We have constructed and tested 7" outside diameter casing made up in accordance with API specification N-80 except that it was provided with threads made according to our invention, eight threads to the inch on a taper of three-quarters of an inch per foot on diameter. We have also constructed and tested 2%" externally upset tubing made up to the same API specification and provided with threads made according to our invention to the same pitch and taper as those of the casing. Joints of such casing exhibited pull-out strengths from 10 to 20% greater than the average of similar joints provided with API threads and withstood without leaking internal fluid pressures up to the value which exceeded the elastic limit of the material.
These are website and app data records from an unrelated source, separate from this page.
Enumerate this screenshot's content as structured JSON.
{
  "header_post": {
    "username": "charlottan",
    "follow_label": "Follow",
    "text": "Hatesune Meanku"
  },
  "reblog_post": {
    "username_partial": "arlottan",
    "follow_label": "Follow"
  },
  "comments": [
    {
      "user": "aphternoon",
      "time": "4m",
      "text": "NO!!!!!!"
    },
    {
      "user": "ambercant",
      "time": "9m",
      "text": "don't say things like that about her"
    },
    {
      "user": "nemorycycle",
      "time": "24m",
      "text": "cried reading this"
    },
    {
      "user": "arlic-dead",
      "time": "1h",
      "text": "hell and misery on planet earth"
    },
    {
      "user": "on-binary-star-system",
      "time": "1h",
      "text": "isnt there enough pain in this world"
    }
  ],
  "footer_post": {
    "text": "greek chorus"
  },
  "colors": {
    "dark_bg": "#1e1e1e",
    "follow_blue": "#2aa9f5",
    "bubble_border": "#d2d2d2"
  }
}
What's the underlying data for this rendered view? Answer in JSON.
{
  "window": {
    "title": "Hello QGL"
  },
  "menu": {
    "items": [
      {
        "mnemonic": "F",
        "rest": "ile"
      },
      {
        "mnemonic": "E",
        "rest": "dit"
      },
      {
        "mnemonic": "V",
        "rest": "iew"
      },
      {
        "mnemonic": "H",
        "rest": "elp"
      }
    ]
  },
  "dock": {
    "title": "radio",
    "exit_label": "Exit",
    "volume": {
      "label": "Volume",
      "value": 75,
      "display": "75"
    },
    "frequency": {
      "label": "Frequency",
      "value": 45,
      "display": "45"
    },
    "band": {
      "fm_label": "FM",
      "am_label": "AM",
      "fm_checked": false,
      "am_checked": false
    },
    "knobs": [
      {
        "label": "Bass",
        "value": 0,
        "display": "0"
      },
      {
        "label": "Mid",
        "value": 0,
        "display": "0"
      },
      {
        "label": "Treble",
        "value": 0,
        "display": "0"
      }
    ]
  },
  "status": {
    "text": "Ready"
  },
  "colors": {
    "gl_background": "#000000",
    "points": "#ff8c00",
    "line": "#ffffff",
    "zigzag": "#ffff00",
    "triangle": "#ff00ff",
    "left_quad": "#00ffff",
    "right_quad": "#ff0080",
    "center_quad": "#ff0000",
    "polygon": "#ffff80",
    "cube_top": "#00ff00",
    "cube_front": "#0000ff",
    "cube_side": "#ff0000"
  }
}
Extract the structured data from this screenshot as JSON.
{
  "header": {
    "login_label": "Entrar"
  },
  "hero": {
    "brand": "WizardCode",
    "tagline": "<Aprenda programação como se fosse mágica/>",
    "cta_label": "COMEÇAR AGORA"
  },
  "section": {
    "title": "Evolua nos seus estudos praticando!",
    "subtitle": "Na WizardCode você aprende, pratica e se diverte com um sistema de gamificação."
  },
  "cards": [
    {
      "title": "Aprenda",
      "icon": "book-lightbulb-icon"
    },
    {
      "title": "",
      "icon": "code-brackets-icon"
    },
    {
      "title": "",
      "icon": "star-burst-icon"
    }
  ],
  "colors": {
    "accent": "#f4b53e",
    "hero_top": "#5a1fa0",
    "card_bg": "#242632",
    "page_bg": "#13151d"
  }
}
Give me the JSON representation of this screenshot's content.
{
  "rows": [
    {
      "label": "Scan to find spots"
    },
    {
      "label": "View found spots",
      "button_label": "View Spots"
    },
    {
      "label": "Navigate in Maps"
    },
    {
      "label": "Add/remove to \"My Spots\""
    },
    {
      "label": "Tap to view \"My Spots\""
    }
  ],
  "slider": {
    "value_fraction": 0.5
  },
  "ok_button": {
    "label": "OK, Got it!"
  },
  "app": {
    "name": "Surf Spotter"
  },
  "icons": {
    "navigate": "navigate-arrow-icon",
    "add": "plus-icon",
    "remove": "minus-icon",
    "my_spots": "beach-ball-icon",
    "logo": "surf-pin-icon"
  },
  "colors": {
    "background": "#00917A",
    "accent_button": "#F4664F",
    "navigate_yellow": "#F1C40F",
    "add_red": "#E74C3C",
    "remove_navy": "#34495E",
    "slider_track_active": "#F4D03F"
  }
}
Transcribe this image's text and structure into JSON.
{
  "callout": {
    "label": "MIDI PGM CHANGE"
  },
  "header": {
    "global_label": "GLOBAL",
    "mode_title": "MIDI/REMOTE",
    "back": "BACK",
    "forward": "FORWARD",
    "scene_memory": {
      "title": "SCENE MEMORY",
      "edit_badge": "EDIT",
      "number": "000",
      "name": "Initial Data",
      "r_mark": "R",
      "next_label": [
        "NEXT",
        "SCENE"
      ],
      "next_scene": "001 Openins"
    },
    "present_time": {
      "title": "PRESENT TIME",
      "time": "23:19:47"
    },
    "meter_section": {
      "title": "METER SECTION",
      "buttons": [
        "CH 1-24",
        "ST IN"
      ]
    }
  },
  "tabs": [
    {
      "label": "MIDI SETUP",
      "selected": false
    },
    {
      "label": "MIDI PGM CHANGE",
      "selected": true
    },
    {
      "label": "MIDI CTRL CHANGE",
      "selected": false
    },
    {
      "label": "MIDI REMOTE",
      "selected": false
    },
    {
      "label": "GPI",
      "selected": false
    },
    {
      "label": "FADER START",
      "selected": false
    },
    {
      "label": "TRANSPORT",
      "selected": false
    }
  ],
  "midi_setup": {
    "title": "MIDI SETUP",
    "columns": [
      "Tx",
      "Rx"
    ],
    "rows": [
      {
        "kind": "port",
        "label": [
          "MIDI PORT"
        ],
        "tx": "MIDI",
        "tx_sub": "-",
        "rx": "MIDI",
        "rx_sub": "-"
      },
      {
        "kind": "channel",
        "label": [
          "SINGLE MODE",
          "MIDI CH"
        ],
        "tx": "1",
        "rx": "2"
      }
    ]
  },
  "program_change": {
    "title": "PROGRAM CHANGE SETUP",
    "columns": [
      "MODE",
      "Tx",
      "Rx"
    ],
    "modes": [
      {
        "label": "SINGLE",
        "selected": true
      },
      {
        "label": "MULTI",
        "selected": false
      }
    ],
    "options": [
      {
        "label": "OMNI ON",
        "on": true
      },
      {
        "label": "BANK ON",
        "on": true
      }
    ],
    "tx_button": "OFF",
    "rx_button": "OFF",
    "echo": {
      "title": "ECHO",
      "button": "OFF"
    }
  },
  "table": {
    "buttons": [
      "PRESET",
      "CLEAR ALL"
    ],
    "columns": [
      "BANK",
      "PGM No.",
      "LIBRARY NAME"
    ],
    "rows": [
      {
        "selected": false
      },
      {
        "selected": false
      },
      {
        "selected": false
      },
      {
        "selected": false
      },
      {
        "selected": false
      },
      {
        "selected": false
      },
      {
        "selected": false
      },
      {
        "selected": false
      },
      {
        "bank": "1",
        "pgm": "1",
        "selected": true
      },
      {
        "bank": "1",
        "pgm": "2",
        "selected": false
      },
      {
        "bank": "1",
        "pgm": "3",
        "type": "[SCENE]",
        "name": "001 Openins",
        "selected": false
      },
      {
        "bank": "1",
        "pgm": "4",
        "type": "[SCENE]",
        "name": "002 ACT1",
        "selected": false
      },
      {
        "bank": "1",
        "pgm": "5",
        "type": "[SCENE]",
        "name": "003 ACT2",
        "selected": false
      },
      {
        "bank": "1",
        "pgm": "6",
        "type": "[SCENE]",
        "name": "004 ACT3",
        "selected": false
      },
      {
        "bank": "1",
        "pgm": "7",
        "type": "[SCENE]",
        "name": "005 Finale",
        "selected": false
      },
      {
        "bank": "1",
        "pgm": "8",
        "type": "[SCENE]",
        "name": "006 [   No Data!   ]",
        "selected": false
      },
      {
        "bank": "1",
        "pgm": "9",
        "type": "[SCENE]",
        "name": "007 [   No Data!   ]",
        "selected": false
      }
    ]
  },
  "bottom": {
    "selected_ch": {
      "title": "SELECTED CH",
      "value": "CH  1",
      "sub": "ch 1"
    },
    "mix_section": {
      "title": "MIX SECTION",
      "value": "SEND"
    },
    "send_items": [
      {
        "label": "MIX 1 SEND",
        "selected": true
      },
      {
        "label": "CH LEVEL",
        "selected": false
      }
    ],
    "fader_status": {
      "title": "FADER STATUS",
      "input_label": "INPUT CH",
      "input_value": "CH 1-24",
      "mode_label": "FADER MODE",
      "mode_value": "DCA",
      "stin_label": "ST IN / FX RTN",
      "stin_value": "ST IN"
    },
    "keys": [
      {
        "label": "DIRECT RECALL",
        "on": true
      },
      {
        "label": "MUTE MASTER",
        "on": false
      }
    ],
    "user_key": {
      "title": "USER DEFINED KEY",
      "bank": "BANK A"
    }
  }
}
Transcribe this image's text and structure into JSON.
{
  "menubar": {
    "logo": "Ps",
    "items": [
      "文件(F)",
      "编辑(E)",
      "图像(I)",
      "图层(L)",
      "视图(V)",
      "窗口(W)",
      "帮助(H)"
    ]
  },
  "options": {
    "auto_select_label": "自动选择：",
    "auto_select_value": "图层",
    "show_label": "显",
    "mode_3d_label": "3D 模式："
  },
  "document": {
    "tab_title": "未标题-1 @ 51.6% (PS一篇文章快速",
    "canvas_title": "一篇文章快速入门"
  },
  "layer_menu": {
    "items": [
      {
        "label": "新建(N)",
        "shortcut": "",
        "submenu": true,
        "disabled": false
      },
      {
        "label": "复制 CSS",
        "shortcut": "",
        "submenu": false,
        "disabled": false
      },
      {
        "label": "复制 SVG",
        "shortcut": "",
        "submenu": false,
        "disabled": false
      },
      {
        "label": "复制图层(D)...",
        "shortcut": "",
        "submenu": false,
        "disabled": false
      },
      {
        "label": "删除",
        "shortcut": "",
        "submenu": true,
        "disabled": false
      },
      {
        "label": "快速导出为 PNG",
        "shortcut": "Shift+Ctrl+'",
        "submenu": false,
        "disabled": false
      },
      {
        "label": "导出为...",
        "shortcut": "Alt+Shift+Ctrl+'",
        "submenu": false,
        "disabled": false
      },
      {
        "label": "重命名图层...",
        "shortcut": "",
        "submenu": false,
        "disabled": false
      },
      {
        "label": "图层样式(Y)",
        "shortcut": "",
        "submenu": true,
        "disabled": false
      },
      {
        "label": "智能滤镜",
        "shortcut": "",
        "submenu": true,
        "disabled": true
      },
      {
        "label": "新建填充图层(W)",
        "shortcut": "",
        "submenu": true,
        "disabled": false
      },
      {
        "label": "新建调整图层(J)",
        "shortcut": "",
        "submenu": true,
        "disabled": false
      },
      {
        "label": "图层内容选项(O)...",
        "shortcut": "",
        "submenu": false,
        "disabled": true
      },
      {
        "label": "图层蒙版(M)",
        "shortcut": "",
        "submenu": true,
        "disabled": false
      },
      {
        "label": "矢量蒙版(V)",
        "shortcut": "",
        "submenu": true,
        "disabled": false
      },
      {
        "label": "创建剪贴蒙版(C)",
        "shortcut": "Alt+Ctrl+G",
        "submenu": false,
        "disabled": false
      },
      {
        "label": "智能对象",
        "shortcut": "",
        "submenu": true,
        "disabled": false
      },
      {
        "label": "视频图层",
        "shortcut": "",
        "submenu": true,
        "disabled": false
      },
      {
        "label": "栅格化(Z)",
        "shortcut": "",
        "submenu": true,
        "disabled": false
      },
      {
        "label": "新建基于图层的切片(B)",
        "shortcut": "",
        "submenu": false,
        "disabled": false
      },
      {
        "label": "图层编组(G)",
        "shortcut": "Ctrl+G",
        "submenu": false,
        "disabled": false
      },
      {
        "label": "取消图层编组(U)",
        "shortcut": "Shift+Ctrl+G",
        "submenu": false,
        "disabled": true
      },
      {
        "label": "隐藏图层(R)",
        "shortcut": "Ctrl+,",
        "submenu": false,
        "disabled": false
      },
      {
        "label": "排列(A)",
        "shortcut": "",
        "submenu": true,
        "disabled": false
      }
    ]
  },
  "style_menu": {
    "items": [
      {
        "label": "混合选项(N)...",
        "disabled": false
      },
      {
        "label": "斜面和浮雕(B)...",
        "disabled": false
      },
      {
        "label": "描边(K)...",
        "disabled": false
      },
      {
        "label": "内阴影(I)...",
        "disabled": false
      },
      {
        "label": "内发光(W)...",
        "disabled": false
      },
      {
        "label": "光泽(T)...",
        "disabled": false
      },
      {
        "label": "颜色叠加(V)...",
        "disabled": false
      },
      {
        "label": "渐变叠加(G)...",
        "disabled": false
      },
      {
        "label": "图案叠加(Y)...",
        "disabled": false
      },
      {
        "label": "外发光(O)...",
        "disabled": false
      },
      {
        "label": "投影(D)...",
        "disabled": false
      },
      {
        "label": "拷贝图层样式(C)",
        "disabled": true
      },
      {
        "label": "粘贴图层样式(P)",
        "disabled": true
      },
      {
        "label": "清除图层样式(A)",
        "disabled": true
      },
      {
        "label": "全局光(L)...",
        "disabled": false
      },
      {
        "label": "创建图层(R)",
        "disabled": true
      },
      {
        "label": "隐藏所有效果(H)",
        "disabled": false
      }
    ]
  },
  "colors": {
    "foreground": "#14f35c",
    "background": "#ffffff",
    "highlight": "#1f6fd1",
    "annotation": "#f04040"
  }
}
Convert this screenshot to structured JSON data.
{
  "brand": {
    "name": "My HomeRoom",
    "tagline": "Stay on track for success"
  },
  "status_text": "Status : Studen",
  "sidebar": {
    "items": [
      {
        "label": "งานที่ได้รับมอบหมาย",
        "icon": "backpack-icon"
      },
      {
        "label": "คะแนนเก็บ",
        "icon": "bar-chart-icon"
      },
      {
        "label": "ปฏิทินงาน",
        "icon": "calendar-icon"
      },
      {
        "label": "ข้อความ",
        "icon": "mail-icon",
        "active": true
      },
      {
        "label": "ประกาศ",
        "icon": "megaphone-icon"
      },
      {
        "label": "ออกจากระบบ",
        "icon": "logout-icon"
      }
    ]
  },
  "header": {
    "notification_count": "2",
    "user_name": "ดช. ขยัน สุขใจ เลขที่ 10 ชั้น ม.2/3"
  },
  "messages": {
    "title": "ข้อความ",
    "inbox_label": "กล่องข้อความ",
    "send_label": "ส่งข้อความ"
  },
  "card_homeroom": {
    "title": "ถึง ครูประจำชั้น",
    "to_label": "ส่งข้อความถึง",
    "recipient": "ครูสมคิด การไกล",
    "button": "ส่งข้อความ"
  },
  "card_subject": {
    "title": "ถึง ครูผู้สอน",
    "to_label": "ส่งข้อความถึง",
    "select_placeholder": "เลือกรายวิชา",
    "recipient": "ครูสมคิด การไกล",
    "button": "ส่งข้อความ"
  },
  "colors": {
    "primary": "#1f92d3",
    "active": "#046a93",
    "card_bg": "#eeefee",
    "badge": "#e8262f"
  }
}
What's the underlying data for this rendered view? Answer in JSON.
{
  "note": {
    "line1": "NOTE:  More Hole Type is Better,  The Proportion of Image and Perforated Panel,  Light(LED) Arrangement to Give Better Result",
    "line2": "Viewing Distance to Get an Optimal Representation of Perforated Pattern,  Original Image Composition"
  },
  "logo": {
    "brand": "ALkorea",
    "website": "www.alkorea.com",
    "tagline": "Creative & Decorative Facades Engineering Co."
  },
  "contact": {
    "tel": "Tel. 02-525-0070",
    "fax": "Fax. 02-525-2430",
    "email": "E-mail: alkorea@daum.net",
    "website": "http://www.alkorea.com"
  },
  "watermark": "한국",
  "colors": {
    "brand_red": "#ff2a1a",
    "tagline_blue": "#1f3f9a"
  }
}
Joints of such tubing withstood internal fluid pressures in excess of 10,000 pounds per square inch without leakage.

We claim:

A threaded joint comprising two cylindrical members having substantially complementary cooperating tapered threaded surfaces, the threads being of a depth substantially equal to one-half the thread pitch and having crests and valleys which in profile are arcs of circles of a radius substantially equal to one-quarter of the thread pitch, connected on the load-carrying flanks facing the smaller end of the tapered surfaces by small tangents to the arcs sloping outwardly toward the smaller end of the taper and which diverge from perpendiculars to the joint axis by an angle between about 4 and about 8 and on the nonload-carrying flanks by tangents to the arcs sloping inwardly toward the smaller end of the taper and which diverge from perpendiculars to the joint axis by an angle between about 10 and about 16.

References Cited in the file of this patent UNITED STATES PATENTS 1,394,791 Runyan Oct. 25, 1921 1,671,579 Greve May 29, 1928 2,052,011 Baker Aug. 25, 1936 2,196,966 Hammer Apr. 9, 1940 wsr

Patent Citations
Cited PatentFiling datePublication dateApplicantTitle
US1394791 *Jul 21, 1920Oct 25, 1921James P Markham JrPipe-coupling
US1671579 *Nov 27, 1920May 29, 1928Edgar E GreveTool joint
US2052011 *Aug 6, 1934Aug 25, 1936Timken Roller Bearing CoSeparable drill bit
US2196966 *Oct 24, 1939Apr 9, 1940Security Engineering Co IncWell pipe joint
Referenced by
Citing PatentFiling datePublication dateApplicantTitle
US4004832 *Sep 19, 1975Jan 25, 1977United States Steel CorporationThread form for pipe joints
US4121862 *Apr 6, 1977Oct 24, 1978Exxon Production Research CompanyPipe connection
US4346920 *Apr 28, 1980Aug 31, 1982Smith International, Inc.Threaded connection using variable lead threads
US4846507 *Mar 1, 1984Jul 11, 1989George B. GearyCasing connector
US4943094 *Sep 30, 1988Jul 24, 1990Centron CorporationThreaded pin and box construction for composite tubulars
US5411301 *Nov 24, 1993May 2, 1995Exxon Production Research CompanyTubing connection with eight rounded threads
US5427418 *Dec 17, 1992Jun 27, 1995Watts; John D.High strength, low torque threaded tubular connection
US6810956 *Sep 22, 1999Nov 2, 2004Uniroc AbThread coupling for a drill string for percussive rock drilling
US7392864Jul 15, 2005Jul 1, 2008Stinger Wellhead Protection, Inc.Slip spool assembly and method of using same
US7677870 *Apr 22, 2006Mar 16, 2010Florida Turbine Techologies, Inc.Screw in blade/vane
US7743856Apr 21, 2008Jun 29, 2010Stinger Wellhead Protection, Inc.Slip spool assembly and method of using same
US7967086Jun 24, 2010Jun 28, 2011Stinger Wellhead Protection, Inc.Slip spool assembly and method of using same
US20120160479 *Jun 15, 2010Jun 28, 2012Statoil AsaExpandable pipe section
WO2012089305A1 *Dec 12, 2011Jul 5, 2012Sumitomo Metal Industries, Ltd.Threaded connection for drilling and working hydrocarbon wells
U.S. Classification285/333
International ClassificationF16L15/06
Cooperative ClassificationE21B17/042, F16L15/001
European ClassificationF16L15/00B